In the records below, some lines contain "JSON"; state the number of such lines and nothing else.

▸ **Exercise material**:
######

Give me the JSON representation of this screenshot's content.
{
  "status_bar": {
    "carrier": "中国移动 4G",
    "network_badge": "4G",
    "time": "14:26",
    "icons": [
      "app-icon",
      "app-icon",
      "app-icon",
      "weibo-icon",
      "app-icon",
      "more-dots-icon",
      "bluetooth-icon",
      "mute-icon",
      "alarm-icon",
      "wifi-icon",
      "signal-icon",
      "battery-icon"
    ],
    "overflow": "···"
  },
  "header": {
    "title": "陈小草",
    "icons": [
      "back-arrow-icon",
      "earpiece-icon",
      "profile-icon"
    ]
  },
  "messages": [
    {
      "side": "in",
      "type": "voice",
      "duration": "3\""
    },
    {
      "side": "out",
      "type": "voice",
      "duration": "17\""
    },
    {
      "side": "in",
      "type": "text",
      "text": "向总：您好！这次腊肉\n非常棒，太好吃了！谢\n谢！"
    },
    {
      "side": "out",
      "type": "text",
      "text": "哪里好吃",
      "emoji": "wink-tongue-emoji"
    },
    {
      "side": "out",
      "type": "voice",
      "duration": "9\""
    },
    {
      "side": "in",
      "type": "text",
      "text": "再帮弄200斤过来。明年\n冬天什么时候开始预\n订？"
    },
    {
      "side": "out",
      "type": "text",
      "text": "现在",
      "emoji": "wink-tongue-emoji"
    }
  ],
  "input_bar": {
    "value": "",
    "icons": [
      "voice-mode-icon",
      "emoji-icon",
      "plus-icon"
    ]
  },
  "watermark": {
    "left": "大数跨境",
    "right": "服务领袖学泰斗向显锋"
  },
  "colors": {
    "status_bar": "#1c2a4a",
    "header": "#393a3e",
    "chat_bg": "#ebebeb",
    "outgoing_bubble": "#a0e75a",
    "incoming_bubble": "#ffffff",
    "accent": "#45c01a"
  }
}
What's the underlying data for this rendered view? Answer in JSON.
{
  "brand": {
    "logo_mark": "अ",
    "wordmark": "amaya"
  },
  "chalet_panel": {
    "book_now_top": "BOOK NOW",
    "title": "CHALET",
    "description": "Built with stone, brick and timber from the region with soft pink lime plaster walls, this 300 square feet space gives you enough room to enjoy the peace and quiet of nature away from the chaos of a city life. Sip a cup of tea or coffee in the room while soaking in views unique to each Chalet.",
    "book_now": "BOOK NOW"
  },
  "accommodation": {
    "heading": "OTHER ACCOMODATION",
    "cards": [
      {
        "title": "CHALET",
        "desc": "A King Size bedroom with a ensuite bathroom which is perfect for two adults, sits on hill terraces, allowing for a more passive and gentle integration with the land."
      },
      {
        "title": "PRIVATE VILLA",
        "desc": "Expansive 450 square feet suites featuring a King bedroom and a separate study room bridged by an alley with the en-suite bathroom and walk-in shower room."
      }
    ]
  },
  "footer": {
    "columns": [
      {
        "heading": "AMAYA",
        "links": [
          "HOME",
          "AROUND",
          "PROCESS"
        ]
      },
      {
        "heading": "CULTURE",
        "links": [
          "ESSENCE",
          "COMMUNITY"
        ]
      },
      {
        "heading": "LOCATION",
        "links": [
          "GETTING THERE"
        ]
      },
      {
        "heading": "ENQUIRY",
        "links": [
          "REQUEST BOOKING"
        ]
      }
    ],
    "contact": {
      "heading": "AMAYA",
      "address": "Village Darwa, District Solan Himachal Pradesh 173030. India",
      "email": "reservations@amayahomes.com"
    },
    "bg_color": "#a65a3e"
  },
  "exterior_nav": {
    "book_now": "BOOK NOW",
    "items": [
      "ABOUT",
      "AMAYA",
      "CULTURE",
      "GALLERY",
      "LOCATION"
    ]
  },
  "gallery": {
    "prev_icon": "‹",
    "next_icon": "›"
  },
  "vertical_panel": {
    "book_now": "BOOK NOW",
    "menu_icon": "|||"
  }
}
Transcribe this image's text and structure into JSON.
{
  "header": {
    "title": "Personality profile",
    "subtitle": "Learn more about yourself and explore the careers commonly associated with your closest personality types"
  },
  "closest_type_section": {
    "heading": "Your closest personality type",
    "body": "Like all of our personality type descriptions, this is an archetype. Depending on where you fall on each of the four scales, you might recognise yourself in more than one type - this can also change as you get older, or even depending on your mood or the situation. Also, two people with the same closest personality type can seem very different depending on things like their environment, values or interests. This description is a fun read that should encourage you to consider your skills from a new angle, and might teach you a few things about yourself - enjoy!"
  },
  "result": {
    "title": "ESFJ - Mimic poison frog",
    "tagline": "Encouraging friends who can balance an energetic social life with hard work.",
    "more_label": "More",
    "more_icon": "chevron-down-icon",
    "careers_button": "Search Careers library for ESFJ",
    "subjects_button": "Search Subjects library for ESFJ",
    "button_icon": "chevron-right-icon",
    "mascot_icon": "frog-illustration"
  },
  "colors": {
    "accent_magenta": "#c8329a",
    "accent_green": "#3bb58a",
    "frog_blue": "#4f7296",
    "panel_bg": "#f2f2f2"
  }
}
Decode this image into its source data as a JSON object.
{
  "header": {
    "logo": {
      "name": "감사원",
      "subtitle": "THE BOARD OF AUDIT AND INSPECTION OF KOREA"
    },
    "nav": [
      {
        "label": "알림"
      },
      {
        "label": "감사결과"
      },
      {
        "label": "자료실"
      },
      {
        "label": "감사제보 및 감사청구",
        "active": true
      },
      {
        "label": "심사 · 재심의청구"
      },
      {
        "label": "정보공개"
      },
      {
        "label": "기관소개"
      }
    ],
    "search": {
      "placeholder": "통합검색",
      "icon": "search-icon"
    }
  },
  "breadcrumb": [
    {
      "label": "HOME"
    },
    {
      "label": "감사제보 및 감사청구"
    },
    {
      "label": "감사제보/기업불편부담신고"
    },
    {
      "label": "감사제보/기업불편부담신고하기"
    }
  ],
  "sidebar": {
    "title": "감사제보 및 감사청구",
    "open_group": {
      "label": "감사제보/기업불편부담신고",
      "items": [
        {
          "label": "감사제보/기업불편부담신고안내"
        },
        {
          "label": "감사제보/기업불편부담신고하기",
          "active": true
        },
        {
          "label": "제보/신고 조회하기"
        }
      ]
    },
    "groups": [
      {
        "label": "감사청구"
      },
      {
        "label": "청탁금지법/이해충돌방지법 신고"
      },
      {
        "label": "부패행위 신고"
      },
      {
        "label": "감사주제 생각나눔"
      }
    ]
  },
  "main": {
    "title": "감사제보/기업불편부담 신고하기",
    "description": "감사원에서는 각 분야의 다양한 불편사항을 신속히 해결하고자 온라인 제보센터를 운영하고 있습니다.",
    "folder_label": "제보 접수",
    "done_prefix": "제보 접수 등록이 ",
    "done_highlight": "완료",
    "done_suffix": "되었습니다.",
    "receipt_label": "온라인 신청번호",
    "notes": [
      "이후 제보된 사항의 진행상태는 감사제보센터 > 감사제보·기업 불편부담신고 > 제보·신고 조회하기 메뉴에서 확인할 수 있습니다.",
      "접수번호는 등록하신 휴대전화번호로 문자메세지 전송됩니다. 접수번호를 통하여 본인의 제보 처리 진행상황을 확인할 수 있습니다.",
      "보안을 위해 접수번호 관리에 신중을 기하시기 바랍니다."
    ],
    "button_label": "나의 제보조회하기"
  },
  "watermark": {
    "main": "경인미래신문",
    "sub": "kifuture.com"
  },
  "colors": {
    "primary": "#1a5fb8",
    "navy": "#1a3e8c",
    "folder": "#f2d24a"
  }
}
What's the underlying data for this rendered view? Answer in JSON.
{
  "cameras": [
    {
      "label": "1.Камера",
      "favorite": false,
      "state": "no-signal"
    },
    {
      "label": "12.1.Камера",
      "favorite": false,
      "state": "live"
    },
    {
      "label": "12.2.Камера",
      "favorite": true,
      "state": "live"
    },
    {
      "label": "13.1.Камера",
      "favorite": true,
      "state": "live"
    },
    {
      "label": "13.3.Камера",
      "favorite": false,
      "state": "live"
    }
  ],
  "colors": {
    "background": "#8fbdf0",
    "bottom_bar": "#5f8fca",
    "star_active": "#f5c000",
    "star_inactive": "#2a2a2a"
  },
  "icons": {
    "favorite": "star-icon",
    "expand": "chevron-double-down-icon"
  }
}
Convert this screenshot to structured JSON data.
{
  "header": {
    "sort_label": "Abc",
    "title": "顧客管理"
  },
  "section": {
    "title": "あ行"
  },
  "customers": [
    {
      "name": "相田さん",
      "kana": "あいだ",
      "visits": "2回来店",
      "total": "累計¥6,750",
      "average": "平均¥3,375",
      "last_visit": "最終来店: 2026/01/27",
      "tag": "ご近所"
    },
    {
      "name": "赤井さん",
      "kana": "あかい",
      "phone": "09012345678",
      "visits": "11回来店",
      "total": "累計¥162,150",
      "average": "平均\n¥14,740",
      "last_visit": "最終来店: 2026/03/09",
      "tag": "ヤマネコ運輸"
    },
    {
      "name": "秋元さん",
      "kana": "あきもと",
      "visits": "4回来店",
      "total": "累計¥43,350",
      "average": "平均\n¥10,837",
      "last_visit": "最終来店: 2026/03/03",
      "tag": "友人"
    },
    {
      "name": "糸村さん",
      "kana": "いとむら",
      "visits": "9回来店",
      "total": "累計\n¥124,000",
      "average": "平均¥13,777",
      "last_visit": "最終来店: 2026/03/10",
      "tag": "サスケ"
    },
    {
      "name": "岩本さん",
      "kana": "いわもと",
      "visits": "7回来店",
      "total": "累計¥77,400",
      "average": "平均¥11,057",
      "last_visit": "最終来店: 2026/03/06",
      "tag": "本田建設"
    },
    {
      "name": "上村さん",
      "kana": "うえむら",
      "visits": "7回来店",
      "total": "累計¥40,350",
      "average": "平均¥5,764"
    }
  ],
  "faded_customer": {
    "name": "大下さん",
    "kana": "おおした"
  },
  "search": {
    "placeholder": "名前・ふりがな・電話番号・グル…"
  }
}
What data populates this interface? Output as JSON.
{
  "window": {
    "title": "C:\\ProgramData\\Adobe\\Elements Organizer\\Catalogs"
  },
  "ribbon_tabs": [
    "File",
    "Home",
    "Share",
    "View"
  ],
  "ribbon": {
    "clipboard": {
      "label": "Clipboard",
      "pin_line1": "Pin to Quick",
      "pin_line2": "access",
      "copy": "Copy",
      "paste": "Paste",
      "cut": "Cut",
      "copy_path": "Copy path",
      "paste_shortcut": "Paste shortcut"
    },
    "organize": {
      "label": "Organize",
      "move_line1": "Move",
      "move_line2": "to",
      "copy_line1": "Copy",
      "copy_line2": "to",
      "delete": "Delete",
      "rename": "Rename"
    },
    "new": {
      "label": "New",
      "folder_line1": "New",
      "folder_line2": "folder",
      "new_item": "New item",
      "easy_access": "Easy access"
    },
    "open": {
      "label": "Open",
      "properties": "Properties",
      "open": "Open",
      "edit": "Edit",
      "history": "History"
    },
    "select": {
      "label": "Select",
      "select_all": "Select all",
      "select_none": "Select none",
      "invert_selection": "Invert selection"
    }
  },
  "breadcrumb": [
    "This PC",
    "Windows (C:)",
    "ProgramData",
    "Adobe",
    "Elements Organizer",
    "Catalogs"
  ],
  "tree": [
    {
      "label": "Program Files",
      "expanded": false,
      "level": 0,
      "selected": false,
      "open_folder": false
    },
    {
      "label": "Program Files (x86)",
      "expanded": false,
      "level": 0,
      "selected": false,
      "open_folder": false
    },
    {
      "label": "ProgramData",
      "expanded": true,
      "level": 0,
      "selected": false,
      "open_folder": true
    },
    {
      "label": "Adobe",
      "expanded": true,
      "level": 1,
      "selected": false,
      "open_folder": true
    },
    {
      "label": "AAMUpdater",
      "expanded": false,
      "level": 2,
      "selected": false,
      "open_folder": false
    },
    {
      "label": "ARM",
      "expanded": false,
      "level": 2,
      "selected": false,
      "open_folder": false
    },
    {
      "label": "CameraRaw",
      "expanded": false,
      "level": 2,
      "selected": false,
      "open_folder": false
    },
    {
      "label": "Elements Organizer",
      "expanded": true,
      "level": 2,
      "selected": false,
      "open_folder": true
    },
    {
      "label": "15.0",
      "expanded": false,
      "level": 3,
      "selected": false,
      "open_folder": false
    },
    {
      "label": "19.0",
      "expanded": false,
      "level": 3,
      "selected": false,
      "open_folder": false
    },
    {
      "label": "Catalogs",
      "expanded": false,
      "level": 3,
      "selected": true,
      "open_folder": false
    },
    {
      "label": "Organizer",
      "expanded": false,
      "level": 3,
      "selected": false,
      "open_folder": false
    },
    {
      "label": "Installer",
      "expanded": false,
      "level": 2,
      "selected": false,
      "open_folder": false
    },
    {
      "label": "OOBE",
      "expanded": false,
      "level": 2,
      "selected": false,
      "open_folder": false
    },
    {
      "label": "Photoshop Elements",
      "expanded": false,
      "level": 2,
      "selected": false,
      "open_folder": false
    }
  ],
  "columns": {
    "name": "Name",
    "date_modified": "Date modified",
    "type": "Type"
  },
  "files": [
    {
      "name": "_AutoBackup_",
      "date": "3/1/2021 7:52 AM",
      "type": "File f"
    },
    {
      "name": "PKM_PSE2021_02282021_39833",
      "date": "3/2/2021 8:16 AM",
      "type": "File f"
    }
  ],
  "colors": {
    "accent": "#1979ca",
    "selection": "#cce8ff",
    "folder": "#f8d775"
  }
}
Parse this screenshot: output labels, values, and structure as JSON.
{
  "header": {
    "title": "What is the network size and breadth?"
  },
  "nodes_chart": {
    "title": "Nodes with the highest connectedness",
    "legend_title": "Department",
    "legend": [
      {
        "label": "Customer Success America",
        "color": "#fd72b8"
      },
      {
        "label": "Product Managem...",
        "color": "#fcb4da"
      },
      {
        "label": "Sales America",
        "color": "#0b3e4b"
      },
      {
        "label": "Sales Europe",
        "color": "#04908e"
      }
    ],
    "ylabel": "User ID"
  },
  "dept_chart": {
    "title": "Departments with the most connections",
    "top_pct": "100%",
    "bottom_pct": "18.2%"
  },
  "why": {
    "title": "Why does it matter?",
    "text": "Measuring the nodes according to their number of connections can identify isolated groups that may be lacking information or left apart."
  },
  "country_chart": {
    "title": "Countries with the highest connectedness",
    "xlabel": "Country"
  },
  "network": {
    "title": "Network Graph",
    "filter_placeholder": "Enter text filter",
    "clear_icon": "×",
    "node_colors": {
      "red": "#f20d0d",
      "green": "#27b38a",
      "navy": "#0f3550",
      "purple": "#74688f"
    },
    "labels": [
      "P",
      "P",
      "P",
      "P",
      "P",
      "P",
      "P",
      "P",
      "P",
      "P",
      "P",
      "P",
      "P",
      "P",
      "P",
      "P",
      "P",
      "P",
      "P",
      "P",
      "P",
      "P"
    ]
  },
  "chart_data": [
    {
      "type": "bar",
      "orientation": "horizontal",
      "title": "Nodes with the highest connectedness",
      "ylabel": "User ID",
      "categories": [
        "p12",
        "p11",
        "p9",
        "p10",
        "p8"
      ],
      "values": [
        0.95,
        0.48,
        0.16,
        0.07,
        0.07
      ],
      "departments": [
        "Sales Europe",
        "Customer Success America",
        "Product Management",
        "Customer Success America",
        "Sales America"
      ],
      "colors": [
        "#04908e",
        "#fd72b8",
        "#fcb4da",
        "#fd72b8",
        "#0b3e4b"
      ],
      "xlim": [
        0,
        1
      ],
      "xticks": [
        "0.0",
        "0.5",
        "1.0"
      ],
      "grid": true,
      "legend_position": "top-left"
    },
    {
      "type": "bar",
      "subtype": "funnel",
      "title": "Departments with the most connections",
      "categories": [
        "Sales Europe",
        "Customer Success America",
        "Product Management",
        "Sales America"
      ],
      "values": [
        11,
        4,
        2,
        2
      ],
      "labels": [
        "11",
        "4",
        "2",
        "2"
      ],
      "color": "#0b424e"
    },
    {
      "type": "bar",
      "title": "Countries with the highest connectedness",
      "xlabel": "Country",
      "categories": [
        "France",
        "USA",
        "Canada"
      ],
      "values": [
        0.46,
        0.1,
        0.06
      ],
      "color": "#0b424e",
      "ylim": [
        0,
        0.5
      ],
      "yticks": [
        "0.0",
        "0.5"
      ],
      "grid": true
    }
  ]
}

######

▸ **Result of the task**: 8